salt and pepper
2 cloves garlic
1 c red wine
2 c demi-glace (recipe below)
Set the oven to 350 degrees F.
Rinse the lamb, pat it dry, and season all over.
In a large heavy pot, heat the olive oil and brown the lamb on as many sides as you can. Don't turn it until it colors. Take it off the heat.
Dice the onion, smash the garlic, and chop the herbs. Mash it all up with olive oil and plenty of salt and pepper on a cutting board to make a rough paste. With a sharp knife, cut narrow slits in the lamb and jam the herb mixture in. Make some cuts right to the bone, but choose corners and edges; don't put holes right in the prime parts of the meat.
Roast the lamb for about 45 minutes, checking it after 30 minutes; grass-fed lamb will cook quickly. We like it medium-rare and tend to eyeball it, but if you prefer a thermometer, make it 120°F in two spots near the bone. Take the lamb out of the pan and keep the drippings. Spoon away any extra fat.
Pour the wine in the roasting pan with the drippings and reduce it by half on the stove.
Add the demi-glace and simmer.
The gravy is ready when the taste of wine is gone. Strain it, skim the fat, and season.
Set the lamb on a spike for carving and pass a bowl of gravy.
Demi-glace is a traditional French sauce made by combining reduced veal stock with a complex sauce called espagnole which I have never made. The real thing is very good, representing as it does the essence of beef, plus all the flavors (vegetal, herbal) in the recipe, and a generous spoonful or two makes all the difference in pot roast, brisket, and stews. But what a lot of work.

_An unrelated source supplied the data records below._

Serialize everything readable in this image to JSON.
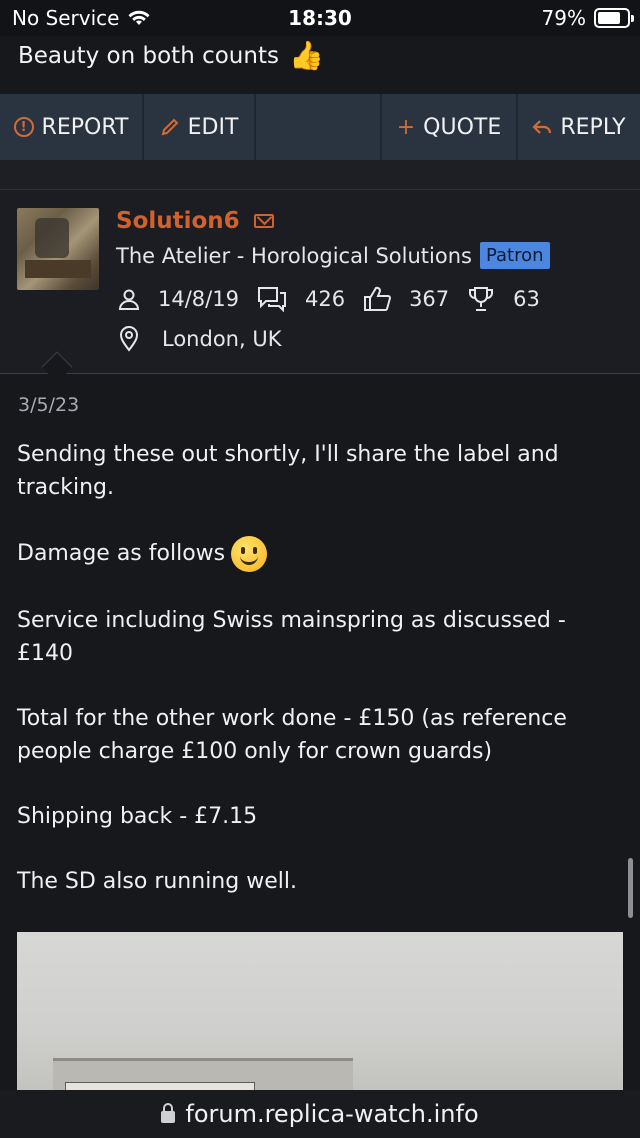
{
  "status_bar": {
    "carrier": "No Service",
    "time": "18:30",
    "battery": "79%",
    "battery_level": 0.79
  },
  "previous_post": {
    "text": "Beauty on both counts",
    "emoji": "👍"
  },
  "actions": {
    "report": "REPORT",
    "edit": "EDIT",
    "quote": "QUOTE",
    "reply": "REPLY"
  },
  "author": {
    "name": "Solution6",
    "title": "The Atelier - Horological Solutions",
    "badge": "Patron",
    "joined": "14/8/19",
    "messages": "426",
    "reactions": "367",
    "points": "63",
    "location": "London, UK"
  },
  "post": {
    "date": "3/5/23",
    "paragraphs": [
      "Sending these out shortly, I'll share the label and tracking.",
      "Damage as follows",
      "Service including Swiss mainspring as discussed - £140",
      "Total for the other work done - £150 (as reference people charge £100 only for crown guards)",
      "Shipping back - £7.15",
      "The SD also running well."
    ]
  },
  "url_bar": {
    "domain": "forum.replica-watch.info"
  },
  "colors": {
    "accent": "#d2622c",
    "action_bar": "#2a3340",
    "badge": "#4b86e0",
    "background": "#17181c"
  }
}
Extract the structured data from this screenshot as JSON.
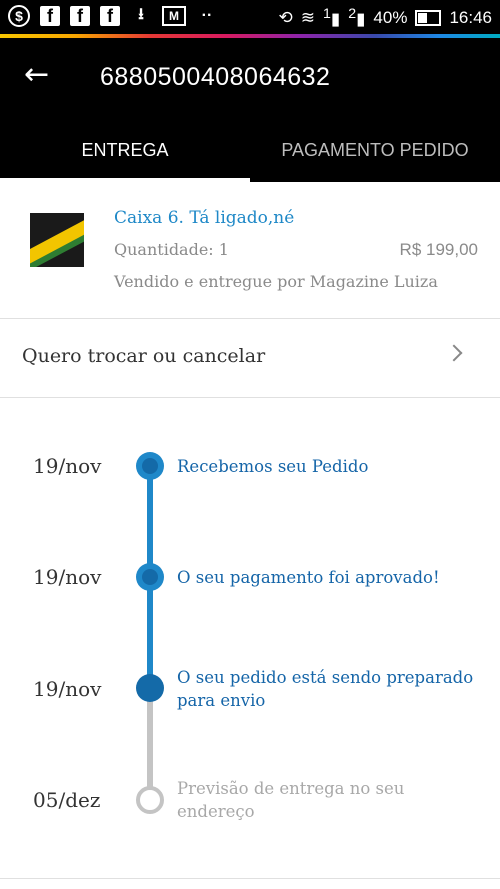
{
  "status_bar": {
    "icons_left": [
      "dollar-icon",
      "facebook-icon",
      "facebook-icon",
      "facebook-icon",
      "download-icon",
      "gmail-icon",
      "dots-icon"
    ],
    "signal1_label": "1",
    "signal2_label": "2",
    "battery": "40%",
    "time": "16:46"
  },
  "header": {
    "order_number": "6880500408064632",
    "tabs": [
      {
        "label": "ENTREGA",
        "active": true
      },
      {
        "label": "PAGAMENTO PEDIDO",
        "active": false
      }
    ]
  },
  "product": {
    "title": "Caixa 6. Tá ligado,né",
    "quantity": "Quantidade: 1",
    "price": "R$ 199,00",
    "seller": "Vendido e entregue por Magazine Luiza"
  },
  "exchange": {
    "label": "Quero trocar ou cancelar"
  },
  "timeline": [
    {
      "date": "19/nov",
      "text": "Recebemos seu Pedido",
      "status": "done"
    },
    {
      "date": "19/nov",
      "text": "O seu pagamento foi aprovado!",
      "status": "done"
    },
    {
      "date": "19/nov",
      "text": "O seu pedido está sendo preparado para envio",
      "status": "current"
    },
    {
      "date": "05/dez",
      "text": "Previsão de entrega no seu endereço",
      "status": "pending"
    }
  ],
  "colors": {
    "accent_blue": "#1f88c9",
    "dark_blue": "#146aa8",
    "pending_grey": "#c4c4c4",
    "header_bg": "#000000"
  }
}
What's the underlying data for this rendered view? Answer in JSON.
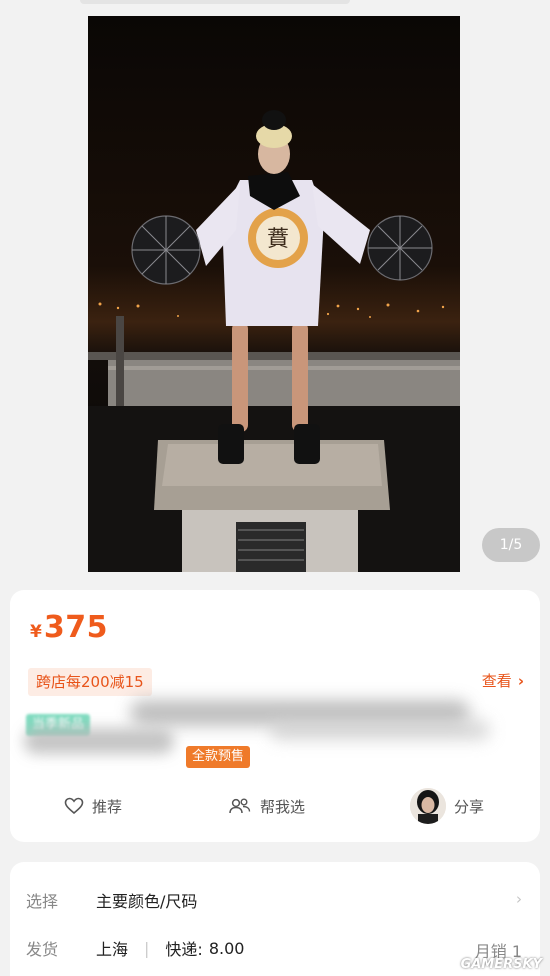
{
  "gallery": {
    "current": "1",
    "total": "5",
    "separator": "/"
  },
  "price": {
    "currency": "¥",
    "amount": "375"
  },
  "promo": {
    "label": "跨店每200减15",
    "view_label": "查看"
  },
  "tags": {
    "season": "当季新品",
    "presale": "全款预售"
  },
  "actions": {
    "recommend": "推荐",
    "help_choose": "帮我选",
    "share": "分享"
  },
  "spec": {
    "select_label": "选择",
    "select_value": "主要颜色/尺码",
    "ship_label": "发货",
    "ship_from": "上海",
    "express_label": "快递:",
    "express_fee": "8.00",
    "monthly_sales_label": "月销",
    "monthly_sales": "1"
  },
  "watermark": "GAMERSKY",
  "colors": {
    "accent": "#ef5b1c",
    "presale": "#ef7a2a",
    "season": "#5fd3b0"
  },
  "icons": [
    "heart-icon",
    "people-icon",
    "chevron-right-icon",
    "avatar"
  ]
}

There are good options short of the full French method. You can buy good demi-glace. You can make a simple reduced beef stock. It won't have the complexity of demi-glace, but it will taste of beef and deliver the unctuous texture.
Poor Man's Demi-Glace

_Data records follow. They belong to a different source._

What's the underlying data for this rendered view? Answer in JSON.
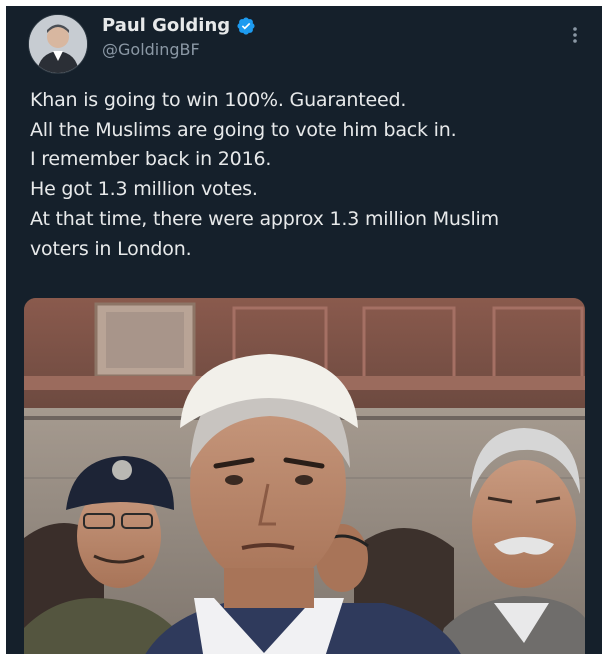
{
  "tweet": {
    "author_name": "Paul Golding",
    "author_handle": "@GoldingBF",
    "lines": [
      "Khan is going to win 100%. Guaranteed.",
      "All the Muslims are going to vote him back in.",
      "I remember back in 2016.",
      "He got 1.3 million votes.",
      "At that time, there were approx 1.3 million Muslim",
      "voters in London."
    ]
  },
  "icons": {
    "verified": "verified-badge-icon",
    "menu": "more-options-icon"
  },
  "colors": {
    "background": "#15202b",
    "text_primary": "#e7e9ea",
    "text_secondary": "#8b98a5",
    "verified_blue": "#1d9bf0"
  }
}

The title is mine. For a simple reduced beef stock, roast marrow and knuckle bones at 350 degrees F until they're golden brown and crispy. Cover them with cold water and aromatics, simmer for at least 3 hours, and strain the broth. Repeat two more times with the same bones and fresh water and aromatics. Combine the broths and reduce to just a few cups.
4-5 lbs marrow and knuckle bones
1/2 c tomato paste
1 bay leaf
2 thyme sprigs
1 c red Burgundy
Set the oven to 350 degrees F.
In a pan that can go from oven to stove-top, bake the bones until they're golden-brown and crispy, about 45 minutes.
Peel the carrots and onions and cut them in large chunks. Dress them lightly with the olive oil.
Take the bones out and smear them with the tomato paste.
Put the vegetables and bones back in the pan, give it a shake, and bake for another 30 minutes or so, until the vegetables have colored and the tomato paste is crispy and caramelized.
Take the bones out. Put the bones, vegetables, bay leaf, and thyme in a large, fresh pot, cover with cold water, and cook over low heat for about 15 minutes.
Meanwhile, put the roasting pan back on the burner, add the wine, scrape up all the delicious brown bits with a wooden spoon, and reduce the liquid. The scraping is called deglazing, and it's essential to the flavor of demi-glace.
Pour the reduced wine and every little scraping into the stockpot with the bones. Simmer uncovered over low heat. Do not boil. Reduce it as much as you dare; 8 hours is not too long. The density of the sauce is not important; a tablespoon of thick demi-glace is as good as a cup of a thinner one.
Strain the sauce, discard the bones and aromatics, and chill.
When it's cold, remove the solid fat. Demi-glace will stay fresh for 2 weeks in the fridge and freezes well.
From The Real Food Cookbook: Traditional Dishes for Modern Cooks by Nina Planck. Available Jun 10, 2014. Bloomsbury USA.